SUPPLIED MATERIAL.
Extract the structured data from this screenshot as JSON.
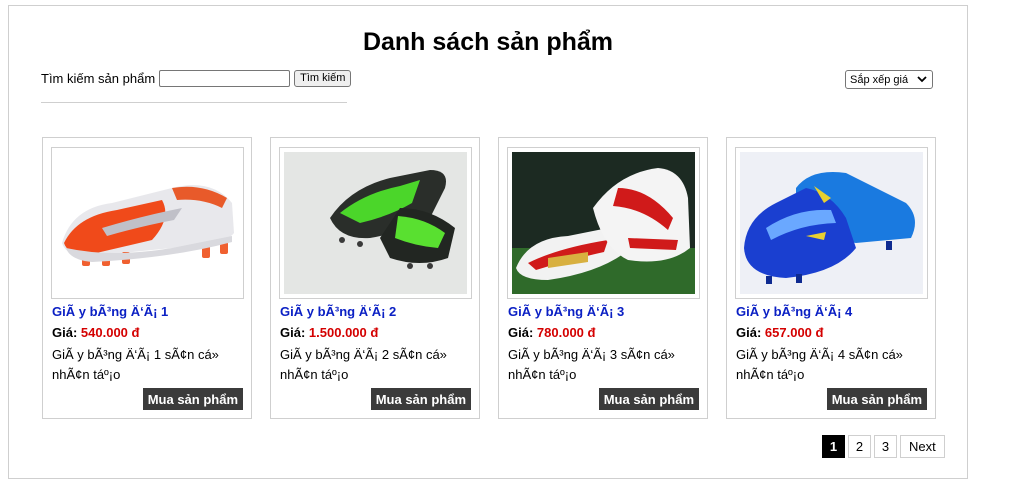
{
  "page_title": "Danh sách sản phẩm",
  "search": {
    "label": "Tìm kiếm sản phẩm",
    "value": "",
    "button_label": "Tìm kiếm"
  },
  "sort": {
    "selected": "Sắp xếp giá"
  },
  "products": [
    {
      "name": "GiÃ y bÃ³ng Ä‘Ã¡ 1",
      "price_label": "Giá:",
      "price": "540.000 đ",
      "description": "GiÃ y bÃ³ng Ä‘Ã¡ 1 sÃ¢n cá» nhÃ¢n táº¡o",
      "buy_label": "Mua sản phẩm"
    },
    {
      "name": "GiÃ y bÃ³ng Ä‘Ã¡ 2",
      "price_label": "Giá:",
      "price": "1.500.000 đ",
      "description": "GiÃ y bÃ³ng Ä‘Ã¡ 2 sÃ¢n cá» nhÃ¢n táº¡o",
      "buy_label": "Mua sản phẩm"
    },
    {
      "name": "GiÃ y bÃ³ng Ä‘Ã¡ 3",
      "price_label": "Giá:",
      "price": "780.000 đ",
      "description": "GiÃ y bÃ³ng Ä‘Ã¡ 3 sÃ¢n cá» nhÃ¢n táº¡o",
      "buy_label": "Mua sản phẩm"
    },
    {
      "name": "GiÃ y bÃ³ng Ä‘Ã¡ 4",
      "price_label": "Giá:",
      "price": "657.000 đ",
      "description": "GiÃ y bÃ³ng Ä‘Ã¡ 4 sÃ¢n cá» nhÃ¢n táº¡o",
      "buy_label": "Mua sản phẩm"
    }
  ],
  "pagination": {
    "pages": [
      "1",
      "2",
      "3"
    ],
    "current": "1",
    "next_label": "Next"
  },
  "colors": {
    "product_name": "#0b20c4",
    "price_value": "#d40000",
    "buy_button": "#3b3b3b",
    "active_page": "#000000"
  }
}
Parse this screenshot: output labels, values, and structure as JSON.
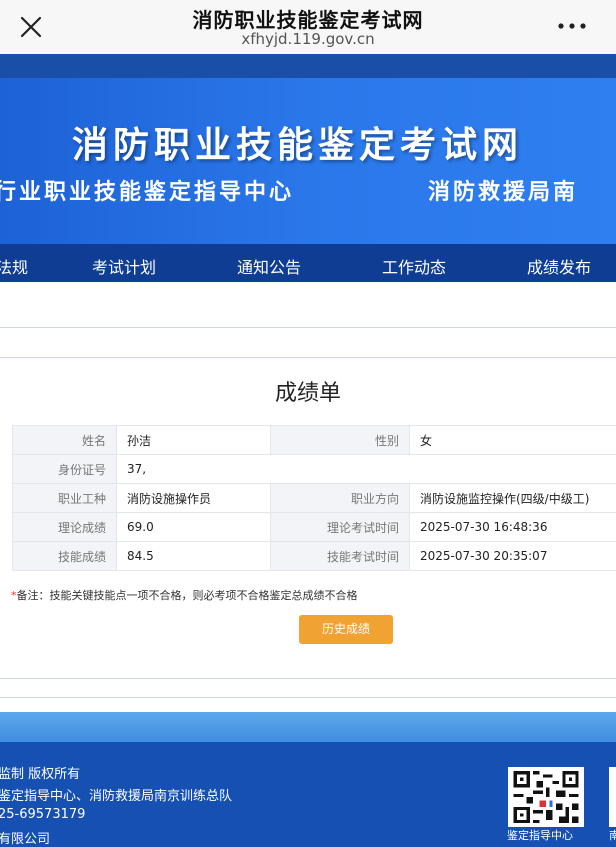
{
  "browser": {
    "title": "消防职业技能鉴定考试网",
    "url": "xfhyjd.119.gov.cn"
  },
  "banner": {
    "title": "消防职业技能鉴定考试网",
    "subtitle_left": "行业职业技能鉴定指导中心",
    "subtitle_right": "消防救援局南"
  },
  "nav": {
    "items": [
      "法规",
      "考试计划",
      "通知公告",
      "工作动态",
      "成绩发布"
    ]
  },
  "scorecard": {
    "title": "成绩单",
    "fields": {
      "name_label": "姓名",
      "name_value": "孙洁",
      "gender_label": "性别",
      "gender_value": "女",
      "id_label": "身份证号",
      "id_value": "37,",
      "occupation_label": "职业工种",
      "occupation_value": "消防设施操作员",
      "direction_label": "职业方向",
      "direction_value": "消防设施监控操作(四级/中级工)",
      "theory_score_label": "理论成绩",
      "theory_score_value": "69.0",
      "theory_time_label": "理论考试时间",
      "theory_time_value": "2025-07-30 16:48:36",
      "skill_score_label": "技能成绩",
      "skill_score_value": "84.5",
      "skill_time_label": "技能考试时间",
      "skill_time_value": "2025-07-30 20:35:07"
    },
    "note_star": "*",
    "note_text": "备注：技能关键技能点一项不合格，则必考项不合格鉴定总成绩不合格",
    "history_button": "历史成绩"
  },
  "footer": {
    "lines": [
      "监制 版权所有",
      "鉴定指导中心、消防救援局南京训练总队",
      "25-69573179",
      "有限公司"
    ],
    "qr_caption_1": "鉴定指导中心",
    "qr_caption_2": "南"
  },
  "colors": {
    "nav_bg": "#0f3d93",
    "banner_bg": "#2a77ea",
    "button_orange": "#f0a232",
    "link_blue": "#2a87d4"
  }
}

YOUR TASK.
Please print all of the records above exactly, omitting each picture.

WRITTEN SOLUTION.
Extract the structured data from this screenshot as JSON.
{
  "page_title": "Danh sách sản phẩm",
  "search": {
    "label": "Tìm kiếm sản phẩm",
    "value": "",
    "button_label": "Tìm kiếm"
  },
  "sort": {
    "selected": "Sắp xếp giá"
  },
  "products": [
    {
      "name": "GiÃ y bÃ³ng Ä‘Ã¡ 1",
      "price_label": "Giá:",
      "price": "540.000 đ",
      "description": "GiÃ y bÃ³ng Ä‘Ã¡ 1 sÃ¢n cá» nhÃ¢n táº¡o",
      "buy_label": "Mua sản phẩm"
    },
    {
      "name": "GiÃ y bÃ³ng Ä‘Ã¡ 2",
      "price_label": "Giá:",
      "price": "1.500.000 đ",
      "description": "GiÃ y bÃ³ng Ä‘Ã¡ 2 sÃ¢n cá» nhÃ¢n táº¡o",
      "buy_label": "Mua sản phẩm"
    },
    {
      "name": "GiÃ y bÃ³ng Ä‘Ã¡ 3",
      "price_label": "Giá:",
      "price": "780.000 đ",
      "description": "GiÃ y bÃ³ng Ä‘Ã¡ 3 sÃ¢n cá» nhÃ¢n táº¡o",
      "buy_label": "Mua sản phẩm"
    },
    {
      "name": "GiÃ y bÃ³ng Ä‘Ã¡ 4",
      "price_label": "Giá:",
      "price": "657.000 đ",
      "description": "GiÃ y bÃ³ng Ä‘Ã¡ 4 sÃ¢n cá» nhÃ¢n táº¡o",
      "buy_label": "Mua sản phẩm"
    }
  ],
  "pagination": {
    "pages": [
      "1",
      "2",
      "3"
    ],
    "current": "1",
    "next_label": "Next"
  },
  "colors": {
    "product_name": "#0b20c4",
    "price_value": "#d40000",
    "buy_button": "#3b3b3b",
    "active_page": "#000000"
  }
}
Parse this screenshot: output labels, values, and structure as JSON.
{
  "browser": {
    "title": "消防职业技能鉴定考试网",
    "url": "xfhyjd.119.gov.cn"
  },
  "banner": {
    "title": "消防职业技能鉴定考试网",
    "subtitle_left": "行业职业技能鉴定指导中心",
    "subtitle_right": "消防救援局南"
  },
  "nav": {
    "items": [
      "法规",
      "考试计划",
      "通知公告",
      "工作动态",
      "成绩发布"
    ]
  },
  "scorecard": {
    "title": "成绩单",
    "fields": {
      "name_label": "姓名",
      "name_value": "孙洁",
      "gender_label": "性别",
      "gender_value": "女",
      "id_label": "身份证号",
      "id_value": "37,",
      "occupation_label": "职业工种",
      "occupation_value": "消防设施操作员",
      "direction_label": "职业方向",
      "direction_value": "消防设施监控操作(四级/中级工)",
      "theory_score_label": "理论成绩",
      "theory_score_value": "69.0",
      "theory_time_label": "理论考试时间",
      "theory_time_value": "2025-07-30 16:48:36",
      "skill_score_label": "技能成绩",
      "skill_score_value": "84.5",
      "skill_time_label": "技能考试时间",
      "skill_time_value": "2025-07-30 20:35:07"
    },
    "note_star": "*",
    "note_text": "备注：技能关键技能点一项不合格，则必考项不合格鉴定总成绩不合格",
    "history_button": "历史成绩"
  },
  "footer": {
    "lines": [
      "监制 版权所有",
      "鉴定指导中心、消防救援局南京训练总队",
      "25-69573179",
      "有限公司"
    ],
    "qr_caption_1": "鉴定指导中心",
    "qr_caption_2": "南"
  },
  "colors": {
    "nav_bg": "#0f3d93",
    "banner_bg": "#2a77ea",
    "button_orange": "#f0a232",
    "link_blue": "#2a87d4"
  }
}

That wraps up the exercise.